Website and app data records
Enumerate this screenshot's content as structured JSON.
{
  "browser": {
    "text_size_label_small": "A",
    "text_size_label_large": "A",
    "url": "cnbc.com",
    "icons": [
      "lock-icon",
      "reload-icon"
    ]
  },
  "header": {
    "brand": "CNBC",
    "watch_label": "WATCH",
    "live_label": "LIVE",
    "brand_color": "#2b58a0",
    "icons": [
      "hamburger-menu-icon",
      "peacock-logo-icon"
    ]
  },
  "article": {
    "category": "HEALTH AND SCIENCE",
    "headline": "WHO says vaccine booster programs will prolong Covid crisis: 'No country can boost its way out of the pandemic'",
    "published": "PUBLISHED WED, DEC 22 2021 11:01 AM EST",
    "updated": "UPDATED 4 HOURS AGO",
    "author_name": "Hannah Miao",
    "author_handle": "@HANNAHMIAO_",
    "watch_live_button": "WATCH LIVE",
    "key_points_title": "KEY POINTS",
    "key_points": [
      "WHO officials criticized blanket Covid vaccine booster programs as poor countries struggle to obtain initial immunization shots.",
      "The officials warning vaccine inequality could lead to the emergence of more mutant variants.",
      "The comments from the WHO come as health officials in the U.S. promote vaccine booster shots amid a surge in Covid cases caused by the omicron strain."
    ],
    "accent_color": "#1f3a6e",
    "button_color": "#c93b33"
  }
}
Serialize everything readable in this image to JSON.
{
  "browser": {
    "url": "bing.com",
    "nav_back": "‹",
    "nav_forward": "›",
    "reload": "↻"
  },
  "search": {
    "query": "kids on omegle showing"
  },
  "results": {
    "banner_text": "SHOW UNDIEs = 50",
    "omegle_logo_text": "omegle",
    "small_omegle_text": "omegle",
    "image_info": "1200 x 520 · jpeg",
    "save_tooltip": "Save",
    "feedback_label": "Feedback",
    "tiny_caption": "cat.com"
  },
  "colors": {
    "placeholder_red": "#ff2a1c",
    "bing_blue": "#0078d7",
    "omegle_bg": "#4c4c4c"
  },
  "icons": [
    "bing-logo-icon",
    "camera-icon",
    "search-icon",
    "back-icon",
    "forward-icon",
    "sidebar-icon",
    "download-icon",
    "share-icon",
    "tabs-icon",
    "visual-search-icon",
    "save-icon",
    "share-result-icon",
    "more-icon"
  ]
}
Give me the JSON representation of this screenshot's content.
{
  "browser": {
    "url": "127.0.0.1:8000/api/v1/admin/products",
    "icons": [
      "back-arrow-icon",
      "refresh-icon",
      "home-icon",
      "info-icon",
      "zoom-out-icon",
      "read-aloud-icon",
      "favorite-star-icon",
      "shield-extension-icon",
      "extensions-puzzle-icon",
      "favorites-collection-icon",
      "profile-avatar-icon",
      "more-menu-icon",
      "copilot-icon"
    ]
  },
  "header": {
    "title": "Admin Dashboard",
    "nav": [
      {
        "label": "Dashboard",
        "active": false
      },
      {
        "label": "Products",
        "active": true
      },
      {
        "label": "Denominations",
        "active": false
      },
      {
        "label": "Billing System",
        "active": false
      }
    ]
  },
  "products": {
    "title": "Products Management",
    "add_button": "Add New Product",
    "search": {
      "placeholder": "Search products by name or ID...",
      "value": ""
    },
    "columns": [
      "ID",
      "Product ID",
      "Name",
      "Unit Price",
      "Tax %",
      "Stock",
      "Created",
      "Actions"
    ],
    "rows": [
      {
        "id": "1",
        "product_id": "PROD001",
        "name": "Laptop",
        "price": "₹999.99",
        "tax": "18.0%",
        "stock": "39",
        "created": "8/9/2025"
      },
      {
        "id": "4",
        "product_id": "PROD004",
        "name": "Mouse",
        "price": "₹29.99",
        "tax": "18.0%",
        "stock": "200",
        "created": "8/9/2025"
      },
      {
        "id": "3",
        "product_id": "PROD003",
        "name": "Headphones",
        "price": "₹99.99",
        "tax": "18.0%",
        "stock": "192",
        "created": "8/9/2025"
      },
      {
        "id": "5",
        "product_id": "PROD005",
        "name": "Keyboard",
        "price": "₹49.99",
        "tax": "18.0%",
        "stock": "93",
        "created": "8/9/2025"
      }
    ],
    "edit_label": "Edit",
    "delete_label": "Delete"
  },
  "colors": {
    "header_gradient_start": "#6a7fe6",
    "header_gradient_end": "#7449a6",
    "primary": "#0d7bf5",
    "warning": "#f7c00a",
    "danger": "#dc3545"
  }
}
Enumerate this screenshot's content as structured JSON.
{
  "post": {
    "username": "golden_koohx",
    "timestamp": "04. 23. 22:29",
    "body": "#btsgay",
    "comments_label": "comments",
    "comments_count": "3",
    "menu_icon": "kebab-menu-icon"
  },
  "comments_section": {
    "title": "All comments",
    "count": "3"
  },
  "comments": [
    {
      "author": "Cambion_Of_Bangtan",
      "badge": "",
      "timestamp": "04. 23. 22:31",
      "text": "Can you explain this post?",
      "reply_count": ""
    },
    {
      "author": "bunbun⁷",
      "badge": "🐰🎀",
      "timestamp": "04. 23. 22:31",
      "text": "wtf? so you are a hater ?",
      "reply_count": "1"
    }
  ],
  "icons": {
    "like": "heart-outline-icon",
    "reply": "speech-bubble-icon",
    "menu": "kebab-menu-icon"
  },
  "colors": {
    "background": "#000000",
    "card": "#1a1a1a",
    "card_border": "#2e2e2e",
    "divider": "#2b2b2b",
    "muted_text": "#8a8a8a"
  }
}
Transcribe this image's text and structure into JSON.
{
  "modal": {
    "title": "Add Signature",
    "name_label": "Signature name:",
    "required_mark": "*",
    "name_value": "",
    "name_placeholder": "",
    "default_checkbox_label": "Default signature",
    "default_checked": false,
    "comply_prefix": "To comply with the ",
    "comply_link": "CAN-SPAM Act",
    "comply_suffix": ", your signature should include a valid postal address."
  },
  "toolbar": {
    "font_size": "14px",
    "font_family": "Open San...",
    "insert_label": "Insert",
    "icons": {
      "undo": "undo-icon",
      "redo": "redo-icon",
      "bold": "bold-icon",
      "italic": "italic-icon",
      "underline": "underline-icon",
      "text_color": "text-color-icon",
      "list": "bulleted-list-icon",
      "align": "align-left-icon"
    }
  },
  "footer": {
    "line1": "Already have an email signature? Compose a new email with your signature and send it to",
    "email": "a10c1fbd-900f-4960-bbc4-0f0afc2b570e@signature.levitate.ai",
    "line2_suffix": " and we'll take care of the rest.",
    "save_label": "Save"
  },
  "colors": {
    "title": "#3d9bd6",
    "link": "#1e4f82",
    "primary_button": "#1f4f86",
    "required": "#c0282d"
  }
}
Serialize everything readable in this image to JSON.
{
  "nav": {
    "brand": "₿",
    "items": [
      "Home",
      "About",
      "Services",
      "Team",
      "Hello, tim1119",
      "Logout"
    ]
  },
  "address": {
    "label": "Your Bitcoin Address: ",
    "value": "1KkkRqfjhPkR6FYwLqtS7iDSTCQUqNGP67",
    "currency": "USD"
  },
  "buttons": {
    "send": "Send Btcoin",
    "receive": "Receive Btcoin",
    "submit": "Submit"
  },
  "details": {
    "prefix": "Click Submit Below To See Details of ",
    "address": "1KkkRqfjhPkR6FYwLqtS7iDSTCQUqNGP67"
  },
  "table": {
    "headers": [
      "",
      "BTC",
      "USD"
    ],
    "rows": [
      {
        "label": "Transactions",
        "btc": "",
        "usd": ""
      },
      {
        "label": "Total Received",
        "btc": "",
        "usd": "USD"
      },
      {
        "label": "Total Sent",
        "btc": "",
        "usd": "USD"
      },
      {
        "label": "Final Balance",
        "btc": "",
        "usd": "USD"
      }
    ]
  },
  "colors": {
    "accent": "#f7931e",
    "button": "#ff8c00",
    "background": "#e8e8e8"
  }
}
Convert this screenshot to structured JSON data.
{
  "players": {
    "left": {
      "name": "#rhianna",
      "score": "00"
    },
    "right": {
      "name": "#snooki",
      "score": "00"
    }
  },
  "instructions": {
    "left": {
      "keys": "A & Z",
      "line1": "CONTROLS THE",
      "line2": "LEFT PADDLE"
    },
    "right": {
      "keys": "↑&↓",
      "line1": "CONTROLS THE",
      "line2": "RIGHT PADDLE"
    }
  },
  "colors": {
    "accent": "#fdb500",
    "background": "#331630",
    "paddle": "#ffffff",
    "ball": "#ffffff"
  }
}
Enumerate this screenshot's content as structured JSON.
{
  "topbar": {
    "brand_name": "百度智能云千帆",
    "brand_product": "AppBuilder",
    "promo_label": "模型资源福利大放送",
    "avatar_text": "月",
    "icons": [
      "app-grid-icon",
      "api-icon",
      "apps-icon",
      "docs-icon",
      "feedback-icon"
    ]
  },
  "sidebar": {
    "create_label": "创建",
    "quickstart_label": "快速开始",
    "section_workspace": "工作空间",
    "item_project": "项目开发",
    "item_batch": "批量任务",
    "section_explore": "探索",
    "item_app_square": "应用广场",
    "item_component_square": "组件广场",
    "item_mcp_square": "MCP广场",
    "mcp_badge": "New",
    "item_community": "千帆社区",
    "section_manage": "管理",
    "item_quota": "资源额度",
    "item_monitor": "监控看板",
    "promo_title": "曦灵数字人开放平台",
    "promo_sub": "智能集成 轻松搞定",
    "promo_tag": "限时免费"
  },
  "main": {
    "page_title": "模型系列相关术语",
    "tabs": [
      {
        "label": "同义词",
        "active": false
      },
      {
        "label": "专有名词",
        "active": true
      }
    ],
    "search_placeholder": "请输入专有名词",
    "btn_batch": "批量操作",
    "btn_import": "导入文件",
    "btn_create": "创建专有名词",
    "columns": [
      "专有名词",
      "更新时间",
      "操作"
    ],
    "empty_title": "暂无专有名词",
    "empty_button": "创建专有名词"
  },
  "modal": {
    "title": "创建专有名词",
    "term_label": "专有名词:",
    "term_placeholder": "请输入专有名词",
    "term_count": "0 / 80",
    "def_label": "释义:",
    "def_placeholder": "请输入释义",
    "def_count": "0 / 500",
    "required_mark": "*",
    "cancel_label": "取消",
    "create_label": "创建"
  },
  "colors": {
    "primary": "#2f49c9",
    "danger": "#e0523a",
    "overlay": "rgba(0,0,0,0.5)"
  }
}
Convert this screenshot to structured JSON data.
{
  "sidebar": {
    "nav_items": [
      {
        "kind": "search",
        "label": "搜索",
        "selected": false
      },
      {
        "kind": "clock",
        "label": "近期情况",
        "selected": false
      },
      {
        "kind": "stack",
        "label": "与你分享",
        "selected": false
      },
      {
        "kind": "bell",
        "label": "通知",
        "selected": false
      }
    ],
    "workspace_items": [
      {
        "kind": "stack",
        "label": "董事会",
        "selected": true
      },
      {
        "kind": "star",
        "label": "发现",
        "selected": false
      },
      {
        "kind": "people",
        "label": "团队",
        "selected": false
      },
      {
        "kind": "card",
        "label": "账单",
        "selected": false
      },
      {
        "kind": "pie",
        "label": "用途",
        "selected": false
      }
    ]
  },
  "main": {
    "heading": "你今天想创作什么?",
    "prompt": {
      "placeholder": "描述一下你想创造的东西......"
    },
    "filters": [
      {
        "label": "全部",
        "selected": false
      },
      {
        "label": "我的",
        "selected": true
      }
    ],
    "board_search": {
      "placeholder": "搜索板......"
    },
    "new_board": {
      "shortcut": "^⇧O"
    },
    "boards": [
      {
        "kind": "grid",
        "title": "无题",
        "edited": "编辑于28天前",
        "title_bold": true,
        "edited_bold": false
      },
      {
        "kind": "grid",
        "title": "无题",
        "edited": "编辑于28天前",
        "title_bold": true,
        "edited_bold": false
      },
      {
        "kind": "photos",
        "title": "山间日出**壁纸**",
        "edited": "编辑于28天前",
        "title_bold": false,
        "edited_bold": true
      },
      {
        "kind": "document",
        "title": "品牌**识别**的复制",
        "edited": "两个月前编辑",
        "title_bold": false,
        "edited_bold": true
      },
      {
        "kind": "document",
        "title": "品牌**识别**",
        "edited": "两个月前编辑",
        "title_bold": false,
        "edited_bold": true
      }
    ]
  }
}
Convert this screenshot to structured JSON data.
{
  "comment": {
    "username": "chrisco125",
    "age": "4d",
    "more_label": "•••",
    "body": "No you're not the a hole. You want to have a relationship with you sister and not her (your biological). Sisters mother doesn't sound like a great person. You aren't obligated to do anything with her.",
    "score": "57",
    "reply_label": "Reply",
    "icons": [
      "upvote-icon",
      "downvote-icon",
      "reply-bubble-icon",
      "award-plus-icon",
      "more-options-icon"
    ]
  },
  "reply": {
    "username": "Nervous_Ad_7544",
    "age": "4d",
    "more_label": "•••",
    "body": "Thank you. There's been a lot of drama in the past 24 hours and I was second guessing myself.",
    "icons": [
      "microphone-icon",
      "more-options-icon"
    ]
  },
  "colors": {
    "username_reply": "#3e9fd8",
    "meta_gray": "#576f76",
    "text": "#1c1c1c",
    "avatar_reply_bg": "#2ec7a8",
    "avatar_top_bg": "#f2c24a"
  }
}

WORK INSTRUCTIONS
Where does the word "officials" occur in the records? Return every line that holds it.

PROBLEM SOLUTION
      "WHO officials criticized blanket Covid vaccine booster programs as poor countries struggle to obtain initial immunization shots.",
      "The officials warning vaccine inequality could lead to the emergence of more mutant variants.",
      "The comments from the WHO come as health officials in the U.S. promote vaccine booster shots amid a surge in Covid cases caused by the omicron strain."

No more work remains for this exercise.